### TASK DETAILS
Extract every line below that contains the word "Cabinetry".

(Data records for software interfaces)
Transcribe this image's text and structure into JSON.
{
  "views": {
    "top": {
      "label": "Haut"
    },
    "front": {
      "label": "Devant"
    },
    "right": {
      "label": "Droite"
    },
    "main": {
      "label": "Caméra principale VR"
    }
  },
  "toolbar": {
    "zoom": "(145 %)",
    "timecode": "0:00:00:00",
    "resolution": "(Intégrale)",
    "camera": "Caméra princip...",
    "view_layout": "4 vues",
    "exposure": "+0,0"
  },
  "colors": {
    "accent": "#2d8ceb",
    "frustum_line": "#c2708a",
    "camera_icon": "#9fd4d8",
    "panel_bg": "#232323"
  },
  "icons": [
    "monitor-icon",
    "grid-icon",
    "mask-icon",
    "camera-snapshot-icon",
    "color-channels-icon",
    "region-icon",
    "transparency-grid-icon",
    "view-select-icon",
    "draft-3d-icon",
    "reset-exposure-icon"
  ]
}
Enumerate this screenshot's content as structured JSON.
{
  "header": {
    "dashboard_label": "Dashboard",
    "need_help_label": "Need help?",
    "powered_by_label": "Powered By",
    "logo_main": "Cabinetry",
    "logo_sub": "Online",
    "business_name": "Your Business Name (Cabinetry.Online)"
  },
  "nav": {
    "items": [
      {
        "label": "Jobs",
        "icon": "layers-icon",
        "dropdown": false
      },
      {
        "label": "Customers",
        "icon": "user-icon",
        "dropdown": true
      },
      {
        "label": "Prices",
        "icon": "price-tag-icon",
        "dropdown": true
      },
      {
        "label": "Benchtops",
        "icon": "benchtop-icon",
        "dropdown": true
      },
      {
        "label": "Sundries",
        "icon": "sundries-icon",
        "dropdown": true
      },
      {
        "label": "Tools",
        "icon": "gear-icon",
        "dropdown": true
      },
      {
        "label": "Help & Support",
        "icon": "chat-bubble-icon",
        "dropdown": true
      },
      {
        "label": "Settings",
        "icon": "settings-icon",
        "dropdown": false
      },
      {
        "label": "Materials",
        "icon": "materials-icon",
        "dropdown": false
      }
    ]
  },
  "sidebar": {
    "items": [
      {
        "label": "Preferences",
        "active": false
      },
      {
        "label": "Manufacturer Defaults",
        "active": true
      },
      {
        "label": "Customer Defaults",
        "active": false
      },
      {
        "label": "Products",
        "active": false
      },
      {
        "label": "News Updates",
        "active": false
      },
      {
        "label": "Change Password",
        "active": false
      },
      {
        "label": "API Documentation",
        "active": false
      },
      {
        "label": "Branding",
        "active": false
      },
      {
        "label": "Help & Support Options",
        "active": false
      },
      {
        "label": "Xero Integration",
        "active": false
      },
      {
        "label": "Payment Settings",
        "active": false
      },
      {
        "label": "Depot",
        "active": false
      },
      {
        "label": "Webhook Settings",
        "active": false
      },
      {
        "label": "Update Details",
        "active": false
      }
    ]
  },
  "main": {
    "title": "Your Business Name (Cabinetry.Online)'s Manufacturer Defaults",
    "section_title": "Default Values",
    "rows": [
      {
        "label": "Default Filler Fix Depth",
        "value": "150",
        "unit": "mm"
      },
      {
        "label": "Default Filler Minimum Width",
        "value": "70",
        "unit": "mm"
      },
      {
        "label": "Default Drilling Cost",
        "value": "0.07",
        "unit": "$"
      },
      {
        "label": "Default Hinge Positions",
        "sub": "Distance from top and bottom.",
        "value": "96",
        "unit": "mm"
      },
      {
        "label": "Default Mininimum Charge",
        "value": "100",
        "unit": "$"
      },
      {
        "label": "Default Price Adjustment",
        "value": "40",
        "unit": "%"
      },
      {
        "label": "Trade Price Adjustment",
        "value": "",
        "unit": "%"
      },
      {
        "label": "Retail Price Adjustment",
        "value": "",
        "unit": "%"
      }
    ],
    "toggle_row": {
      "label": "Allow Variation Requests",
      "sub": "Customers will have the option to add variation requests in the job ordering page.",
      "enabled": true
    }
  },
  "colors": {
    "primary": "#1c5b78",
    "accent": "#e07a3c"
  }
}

### EXPECTED ANSWER
    "logo_main": "Cabinetry",
    "business_name": "Your Business Name (Cabinetry.Online)"
    "title": "Your Business Name (Cabinetry.Online)'s Manufacturer Defaults",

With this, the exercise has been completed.